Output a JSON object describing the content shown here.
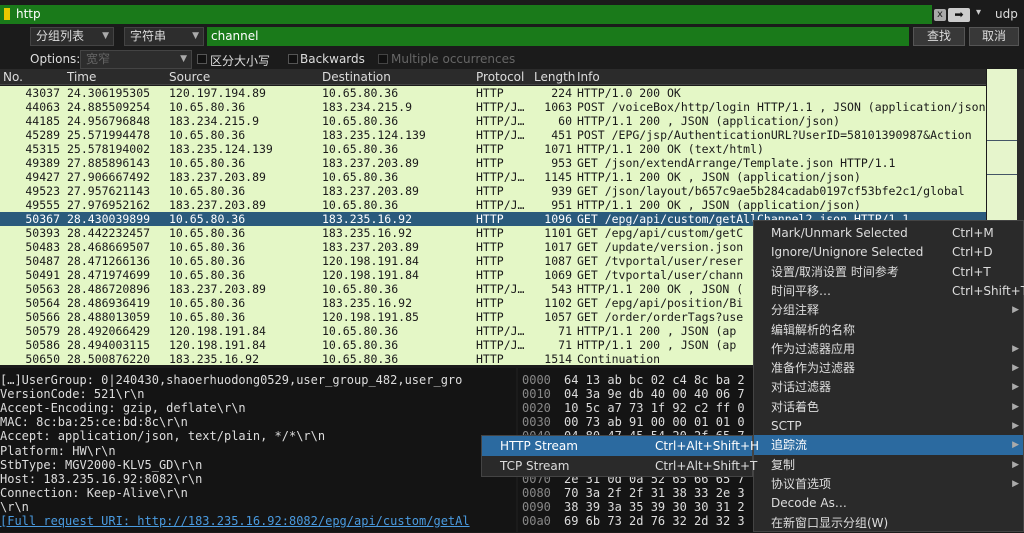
{
  "filter": {
    "value": "http",
    "clear_icon": "x",
    "apply_icon": "➡",
    "drop_icon": "▾",
    "proto_label": "udp"
  },
  "search": {
    "scope": "分组列表",
    "type": "字符串",
    "value": "channel",
    "find_label": "查找",
    "cancel_label": "取消"
  },
  "options": {
    "label": "Options:",
    "charset": "宽窄",
    "case_label": "区分大小写",
    "backwards_label": "Backwards",
    "multiple_label": "Multiple occurrences"
  },
  "columns": [
    "No.",
    "Time",
    "Source",
    "Destination",
    "Protocol",
    "Length",
    "Info"
  ],
  "rows": [
    {
      "no": "43037",
      "time": "24.306195305",
      "src": "120.197.194.89",
      "dst": "10.65.80.36",
      "proto": "HTTP",
      "len": "224",
      "info": "HTTP/1.0 200 OK"
    },
    {
      "no": "44063",
      "time": "24.885509254",
      "src": "10.65.80.36",
      "dst": "183.234.215.9",
      "proto": "HTTP/J…",
      "len": "1063",
      "info": "POST /voiceBox/http/login HTTP/1.1 , JSON (application/json)"
    },
    {
      "no": "44185",
      "time": "24.956796848",
      "src": "183.234.215.9",
      "dst": "10.65.80.36",
      "proto": "HTTP/J…",
      "len": "60",
      "info": "HTTP/1.1 200  , JSON (application/json)"
    },
    {
      "no": "45289",
      "time": "25.571994478",
      "src": "10.65.80.36",
      "dst": "183.235.124.139",
      "proto": "HTTP/J…",
      "len": "451",
      "info": "POST /EPG/jsp/AuthenticationURL?UserID=58101390987&Action"
    },
    {
      "no": "45315",
      "time": "25.578194002",
      "src": "183.235.124.139",
      "dst": "10.65.80.36",
      "proto": "HTTP",
      "len": "1071",
      "info": "HTTP/1.1 200 OK  (text/html)"
    },
    {
      "no": "49389",
      "time": "27.885896143",
      "src": "10.65.80.36",
      "dst": "183.237.203.89",
      "proto": "HTTP",
      "len": "953",
      "info": "GET /json/extendArrange/Template.json HTTP/1.1"
    },
    {
      "no": "49427",
      "time": "27.906667492",
      "src": "183.237.203.89",
      "dst": "10.65.80.36",
      "proto": "HTTP/J…",
      "len": "1145",
      "info": "HTTP/1.1 200 OK , JSON (application/json)"
    },
    {
      "no": "49523",
      "time": "27.957621143",
      "src": "10.65.80.36",
      "dst": "183.237.203.89",
      "proto": "HTTP",
      "len": "939",
      "info": "GET /json/layout/b657c9ae5b284cadab0197cf53bfe2c1/global"
    },
    {
      "no": "49555",
      "time": "27.976952162",
      "src": "183.237.203.89",
      "dst": "10.65.80.36",
      "proto": "HTTP/J…",
      "len": "951",
      "info": "HTTP/1.1 200 OK , JSON (application/json)"
    },
    {
      "no": "50367",
      "time": "28.430039899",
      "src": "10.65.80.36",
      "dst": "183.235.16.92",
      "proto": "HTTP",
      "len": "1096",
      "info": "GET /epg/api/custom/getAllChannel2.json HTTP/1.1",
      "selected": true
    },
    {
      "no": "50393",
      "time": "28.442232457",
      "src": "10.65.80.36",
      "dst": "183.235.16.92",
      "proto": "HTTP",
      "len": "1101",
      "info": "GET /epg/api/custom/getC"
    },
    {
      "no": "50483",
      "time": "28.468669507",
      "src": "10.65.80.36",
      "dst": "183.237.203.89",
      "proto": "HTTP",
      "len": "1017",
      "info": "GET /update/version.json"
    },
    {
      "no": "50487",
      "time": "28.471266136",
      "src": "10.65.80.36",
      "dst": "120.198.191.84",
      "proto": "HTTP",
      "len": "1087",
      "info": "GET /tvportal/user/reser"
    },
    {
      "no": "50491",
      "time": "28.471974699",
      "src": "10.65.80.36",
      "dst": "120.198.191.84",
      "proto": "HTTP",
      "len": "1069",
      "info": "GET /tvportal/user/chann"
    },
    {
      "no": "50563",
      "time": "28.486720896",
      "src": "183.237.203.89",
      "dst": "10.65.80.36",
      "proto": "HTTP/J…",
      "len": "543",
      "info": "HTTP/1.1 200 OK , JSON ("
    },
    {
      "no": "50564",
      "time": "28.486936419",
      "src": "10.65.80.36",
      "dst": "183.235.16.92",
      "proto": "HTTP",
      "len": "1102",
      "info": "GET /epg/api/position/Bi"
    },
    {
      "no": "50566",
      "time": "28.488013059",
      "src": "10.65.80.36",
      "dst": "120.198.191.85",
      "proto": "HTTP",
      "len": "1057",
      "info": "GET /order/orderTags?use"
    },
    {
      "no": "50579",
      "time": "28.492066429",
      "src": "120.198.191.84",
      "dst": "10.65.80.36",
      "proto": "HTTP/J…",
      "len": "71",
      "info": "HTTP/1.1 200  , JSON (ap"
    },
    {
      "no": "50586",
      "time": "28.494003115",
      "src": "120.198.191.84",
      "dst": "10.65.80.36",
      "proto": "HTTP/J…",
      "len": "71",
      "info": "HTTP/1.1 200  , JSON (ap"
    },
    {
      "no": "50650",
      "time": "28.500876220",
      "src": "183.235.16.92",
      "dst": "10.65.80.36",
      "proto": "HTTP",
      "len": "1514",
      "info": "Continuation"
    }
  ],
  "details": [
    "  […]UserGroup: 0|240430,shaoerhuodong0529,user_group_482,user_gro",
    "  VersionCode: 521\\r\\n",
    "  Accept-Encoding: gzip, deflate\\r\\n",
    "  MAC: 8c:ba:25:ce:bd:8c\\r\\n",
    "  Accept: application/json, text/plain, */*\\r\\n",
    "  Platform: HW\\r\\n",
    "  StbType: MGV2000-KLV5_GD\\r\\n",
    "  Host: 183.235.16.92:8082\\r\\n",
    "  Connection: Keep-Alive\\r\\n",
    "  \\r\\n",
    "  [Full request URI: http://183.235.16.92:8082/epg/api/custom/getAl"
  ],
  "bytes": [
    {
      "off": "0000",
      "hex": "64 13 ab bc 02 c4 8c ba  2"
    },
    {
      "off": "0010",
      "hex": "04 3a 9e db 40 00 40 06  7"
    },
    {
      "off": "0020",
      "hex": "10 5c a7 73 1f 92 c2 ff  0"
    },
    {
      "off": "0030",
      "hex": "00 73 ab 91 00 00 01 01  0"
    },
    {
      "off": "0040",
      "hex": "04 80 47 45 54 20 2f 65  7"
    },
    {
      "off": "0050",
      "hex": ""
    },
    {
      "off": "0060",
      "hex": ""
    },
    {
      "off": "0070",
      "hex": "2e 31 0d 0a 52 65 66 65  7"
    },
    {
      "off": "0080",
      "hex": "70 3a 2f 2f 31 38 33 2e  3"
    },
    {
      "off": "0090",
      "hex": "38 39 3a 35 39 30 30 31  2"
    },
    {
      "off": "00a0",
      "hex": "69 6b 73 2d 76 32 2d 32  3"
    }
  ],
  "context_menu": [
    {
      "label": "Mark/Unmark Selected",
      "shortcut": "Ctrl+M"
    },
    {
      "label": "Ignore/Unignore Selected",
      "shortcut": "Ctrl+D"
    },
    {
      "label": "设置/取消设置 时间参考",
      "shortcut": "Ctrl+T"
    },
    {
      "label": "时间平移…",
      "shortcut": "Ctrl+Shift+T"
    },
    {
      "label": "分组注释",
      "shortcut": "",
      "sub": true
    },
    {
      "label": "编辑解析的名称",
      "shortcut": ""
    },
    {
      "label": "作为过滤器应用",
      "shortcut": "",
      "sub": true
    },
    {
      "label": "准备作为过滤器",
      "shortcut": "",
      "sub": true
    },
    {
      "label": "对话过滤器",
      "shortcut": "",
      "sub": true
    },
    {
      "label": "对话着色",
      "shortcut": "",
      "sub": true
    },
    {
      "label": "SCTP",
      "shortcut": "",
      "sub": true
    },
    {
      "label": "追踪流",
      "shortcut": "",
      "sub": true,
      "highlight": true
    },
    {
      "label": "复制",
      "shortcut": "",
      "sub": true
    },
    {
      "label": "协议首选项",
      "shortcut": "",
      "sub": true
    },
    {
      "label": "Decode As…",
      "shortcut": ""
    },
    {
      "label": "在新窗口显示分组(W)",
      "shortcut": ""
    }
  ],
  "submenu": [
    {
      "label": "HTTP Stream",
      "shortcut": "Ctrl+Alt+Shift+H",
      "highlight": true
    },
    {
      "label": "TCP Stream",
      "shortcut": "Ctrl+Alt+Shift+T"
    }
  ],
  "colors": {
    "row_bg": "#e4f7c6",
    "selected_bg": "#2a5a7c",
    "filter_bg": "#1a7a1a",
    "menu_highlight": "#2b6aa0"
  }
}
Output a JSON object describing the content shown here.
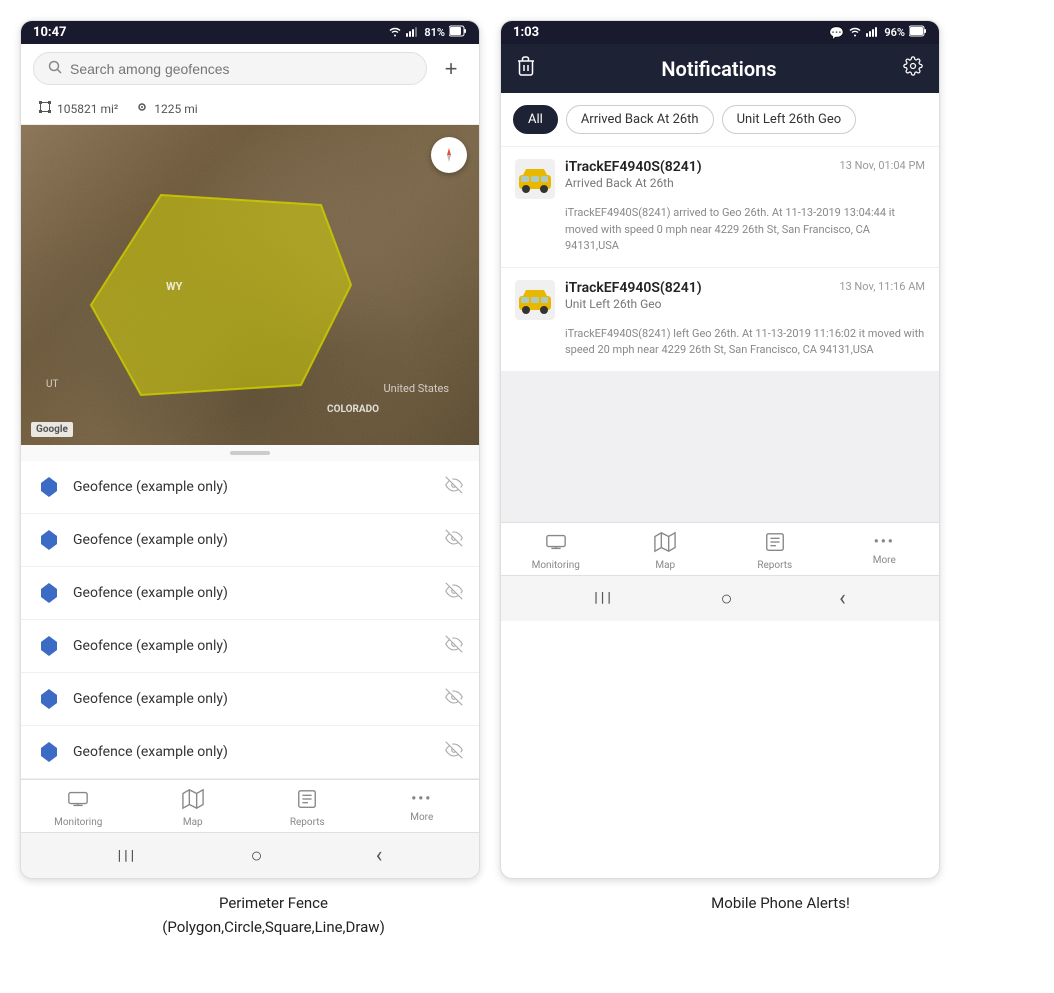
{
  "left_phone": {
    "status_bar": {
      "time": "10:47",
      "wifi": "WiFi",
      "signal": "Signal",
      "battery": "81%"
    },
    "search": {
      "placeholder": "Search among geofences"
    },
    "stats": {
      "area": "105821 mi²",
      "distance": "1225 mi"
    },
    "geofence_items": [
      {
        "label": "Geofence (example only)"
      },
      {
        "label": "Geofence (example only)"
      },
      {
        "label": "Geofence (example only)"
      },
      {
        "label": "Geofence (example only)"
      },
      {
        "label": "Geofence (example only)"
      },
      {
        "label": "Geofence (example only)"
      }
    ],
    "map_labels": {
      "wy": "WY",
      "us": "United States",
      "co": "COLORADO",
      "ut": "UT",
      "google": "Google"
    },
    "nav_items": [
      {
        "icon": "🚌",
        "label": "Monitoring"
      },
      {
        "icon": "🗺",
        "label": "Map"
      },
      {
        "icon": "📊",
        "label": "Reports"
      },
      {
        "icon": "•••",
        "label": "More"
      }
    ],
    "android_nav": {
      "menu": "|||",
      "home": "○",
      "back": "‹"
    }
  },
  "right_phone": {
    "status_bar": {
      "time": "1:03",
      "chat_icon": "💬",
      "wifi": "WiFi",
      "signal": "Signal",
      "battery": "96%"
    },
    "header": {
      "title": "Notifications",
      "delete_label": "Delete",
      "settings_label": "Settings"
    },
    "filter_chips": [
      {
        "label": "All",
        "active": true
      },
      {
        "label": "Arrived Back At 26th",
        "active": false
      },
      {
        "label": "Unit Left 26th Geo",
        "active": false
      }
    ],
    "notifications": [
      {
        "device": "iTrackEF4940S(8241)",
        "timestamp": "13 Nov, 01:04 PM",
        "event": "Arrived Back At 26th",
        "description": "iTrackEF4940S(8241) arrived to Geo 26th.    At 11-13-2019 13:04:44 it moved with speed 0 mph near 4229 26th St, San Francisco, CA 94131,USA"
      },
      {
        "device": "iTrackEF4940S(8241)",
        "timestamp": "13 Nov, 11:16 AM",
        "event": "Unit Left 26th Geo",
        "description": "iTrackEF4940S(8241) left Geo 26th.    At 11-13-2019 11:16:02 it moved with speed 20 mph near 4229 26th St, San Francisco, CA 94131,USA"
      }
    ],
    "nav_items": [
      {
        "icon": "🚌",
        "label": "Monitoring"
      },
      {
        "icon": "🗺",
        "label": "Map"
      },
      {
        "icon": "📊",
        "label": "Reports"
      },
      {
        "icon": "•••",
        "label": "More"
      }
    ],
    "android_nav": {
      "menu": "|||",
      "home": "○",
      "back": "‹"
    }
  },
  "captions": {
    "left": "Perimeter Fence\n(Polygon,Circle,Square,Line,Draw)",
    "right": "Mobile Phone Alerts!"
  }
}
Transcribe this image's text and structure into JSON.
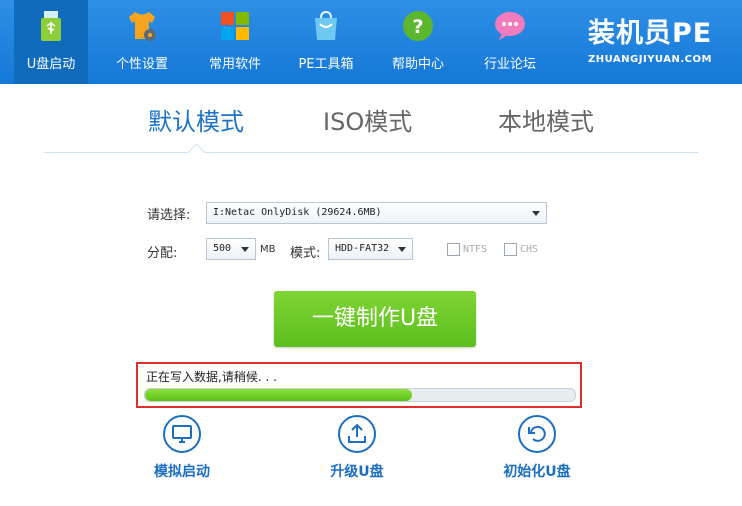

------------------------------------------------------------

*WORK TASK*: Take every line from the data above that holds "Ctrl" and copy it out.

*YOUR RESPONSE*:
      "shortcut": "Ctrl+M"
      "shortcut": "Ctrl+D"
      "shortcut": "Ctrl+T"
      "shortcut": "Ctrl+Shift+T"
      "shortcut": "Ctrl+Alt+Shift+H",
      "shortcut": "Ctrl+Alt+Shift+T"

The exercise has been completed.